@Ramhound I specifically said I do not believe he considered it, not that he did it on purpose. More importantly though, is this specific scenario only made me aware of the etiquette of something like this.
Nov
21
comment Visual Studio versions and Team Etiquette
I have 2010, 2012 and 2013. I prefer 2010 although there is no reason for the project to be on one or another. I just prefer the colors, icons and navigation of 2010. I realize not all developers have access to pro for all 3 though... If this effects your thought process at all
Nov
21
comment Visual Studio versions and Team Etiquette
@Ozz Good points, I know the plan is to add functionality and then fork back up to the source. I suppose I could diff the changes into the 2010 files, but it adds work for at least me this router.
Nov
21
comment Visual Studio versions and Team Etiquette
@DaveHillier Thanks, I am aware that 2013 is the latest, but the question was meant to be a little more in general about general etiquette, and 2013 does come to play there as someone could update the solution again to 2013 at any time.
Nov
21

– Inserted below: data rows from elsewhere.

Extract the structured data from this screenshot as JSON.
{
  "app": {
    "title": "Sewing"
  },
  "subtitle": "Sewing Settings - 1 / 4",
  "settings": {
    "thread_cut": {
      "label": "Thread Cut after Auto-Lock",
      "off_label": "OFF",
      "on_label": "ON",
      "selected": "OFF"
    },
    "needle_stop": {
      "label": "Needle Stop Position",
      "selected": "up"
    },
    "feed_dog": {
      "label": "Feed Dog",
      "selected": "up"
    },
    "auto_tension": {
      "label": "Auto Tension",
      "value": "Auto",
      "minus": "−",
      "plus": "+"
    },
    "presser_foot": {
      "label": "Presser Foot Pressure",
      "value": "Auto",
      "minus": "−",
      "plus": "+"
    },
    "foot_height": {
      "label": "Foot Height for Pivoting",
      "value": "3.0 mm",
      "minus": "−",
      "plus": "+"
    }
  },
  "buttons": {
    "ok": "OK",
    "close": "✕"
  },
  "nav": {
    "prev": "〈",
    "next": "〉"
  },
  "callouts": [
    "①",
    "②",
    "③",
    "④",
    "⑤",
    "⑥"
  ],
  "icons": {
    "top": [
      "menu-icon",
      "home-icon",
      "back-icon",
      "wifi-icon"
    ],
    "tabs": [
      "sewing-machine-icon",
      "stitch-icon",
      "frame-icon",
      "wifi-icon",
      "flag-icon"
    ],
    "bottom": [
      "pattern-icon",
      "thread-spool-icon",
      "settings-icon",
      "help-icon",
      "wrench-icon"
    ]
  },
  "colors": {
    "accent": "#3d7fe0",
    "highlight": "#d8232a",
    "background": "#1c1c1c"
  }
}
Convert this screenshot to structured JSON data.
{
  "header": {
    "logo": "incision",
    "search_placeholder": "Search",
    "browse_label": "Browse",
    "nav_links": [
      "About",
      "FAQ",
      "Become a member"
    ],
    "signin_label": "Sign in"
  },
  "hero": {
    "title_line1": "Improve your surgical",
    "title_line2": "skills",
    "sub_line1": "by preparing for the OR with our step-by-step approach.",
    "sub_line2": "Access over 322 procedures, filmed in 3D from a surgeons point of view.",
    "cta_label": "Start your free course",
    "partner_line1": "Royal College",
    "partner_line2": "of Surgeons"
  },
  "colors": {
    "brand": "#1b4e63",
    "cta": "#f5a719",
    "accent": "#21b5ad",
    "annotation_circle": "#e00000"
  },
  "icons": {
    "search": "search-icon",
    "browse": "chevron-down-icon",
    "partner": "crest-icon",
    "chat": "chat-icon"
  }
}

awarded  Student
Nov
21
asked Visual Studio versions and Team Etiquette
May
20
awarded  Supporter